Directions for this task: Exactly the lines from the one containing "What data populates" through the end of the data below are to be reproduced, and nothing besides them.

Dataset content:

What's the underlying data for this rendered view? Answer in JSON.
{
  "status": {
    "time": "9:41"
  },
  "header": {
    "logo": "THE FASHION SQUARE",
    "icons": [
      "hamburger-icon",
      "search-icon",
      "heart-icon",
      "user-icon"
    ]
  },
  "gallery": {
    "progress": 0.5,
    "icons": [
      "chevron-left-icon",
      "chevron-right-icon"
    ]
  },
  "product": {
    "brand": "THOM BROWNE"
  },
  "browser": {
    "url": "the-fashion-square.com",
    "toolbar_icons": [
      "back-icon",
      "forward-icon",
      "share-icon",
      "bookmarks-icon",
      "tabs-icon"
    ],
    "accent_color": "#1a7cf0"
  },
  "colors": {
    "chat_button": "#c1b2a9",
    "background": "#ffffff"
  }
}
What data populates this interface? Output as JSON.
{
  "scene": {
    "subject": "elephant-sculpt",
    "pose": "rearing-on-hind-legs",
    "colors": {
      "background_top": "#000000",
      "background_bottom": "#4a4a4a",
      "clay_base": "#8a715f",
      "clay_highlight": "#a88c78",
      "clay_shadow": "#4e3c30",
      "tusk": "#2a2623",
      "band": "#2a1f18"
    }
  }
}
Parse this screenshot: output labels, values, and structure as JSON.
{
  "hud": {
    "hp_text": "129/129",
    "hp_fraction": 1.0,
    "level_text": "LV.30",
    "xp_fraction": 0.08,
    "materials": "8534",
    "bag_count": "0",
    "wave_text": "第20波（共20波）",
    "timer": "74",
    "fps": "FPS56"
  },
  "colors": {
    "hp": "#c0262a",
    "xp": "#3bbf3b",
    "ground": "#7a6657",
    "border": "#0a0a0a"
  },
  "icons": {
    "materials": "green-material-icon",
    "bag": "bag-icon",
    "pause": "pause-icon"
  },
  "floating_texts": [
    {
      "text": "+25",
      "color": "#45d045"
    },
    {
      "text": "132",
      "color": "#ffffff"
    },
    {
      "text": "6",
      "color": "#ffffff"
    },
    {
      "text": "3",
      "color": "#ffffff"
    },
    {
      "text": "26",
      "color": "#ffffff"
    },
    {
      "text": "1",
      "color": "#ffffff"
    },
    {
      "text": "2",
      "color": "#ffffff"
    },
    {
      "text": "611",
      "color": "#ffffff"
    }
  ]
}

Solution to this problem:
What data populates this interface? Output as JSON.
{
  "scene": {
    "subject": "elephant-sculpt",
    "pose": "rearing-on-hind-legs",
    "colors": {
      "background_top": "#000000",
      "background_bottom": "#4a4a4a",
      "clay_base": "#8a715f",
      "clay_highlight": "#a88c78",
      "clay_shadow": "#4e3c30",
      "tusk": "#2a2623",
      "band": "#2a1f18"
    }
  }
}
Parse this screenshot: output labels, values, and structure as JSON.
{
  "hud": {
    "hp_text": "129/129",
    "hp_fraction": 1.0,
    "level_text": "LV.30",
    "xp_fraction": 0.08,
    "materials": "8534",
    "bag_count": "0",
    "wave_text": "第20波（共20波）",
    "timer": "74",
    "fps": "FPS56"
  },
  "colors": {
    "hp": "#c0262a",
    "xp": "#3bbf3b",
    "ground": "#7a6657",
    "border": "#0a0a0a"
  },
  "icons": {
    "materials": "green-material-icon",
    "bag": "bag-icon",
    "pause": "pause-icon"
  },
  "floating_texts": [
    {
      "text": "+25",
      "color": "#45d045"
    },
    {
      "text": "132",
      "color": "#ffffff"
    },
    {
      "text": "6",
      "color": "#ffffff"
    },
    {
      "text": "3",
      "color": "#ffffff"
    },
    {
      "text": "26",
      "color": "#ffffff"
    },
    {
      "text": "1",
      "color": "#ffffff"
    },
    {
      "text": "2",
      "color": "#ffffff"
    },
    {
      "text": "611",
      "color": "#ffffff"
    }
  ]
}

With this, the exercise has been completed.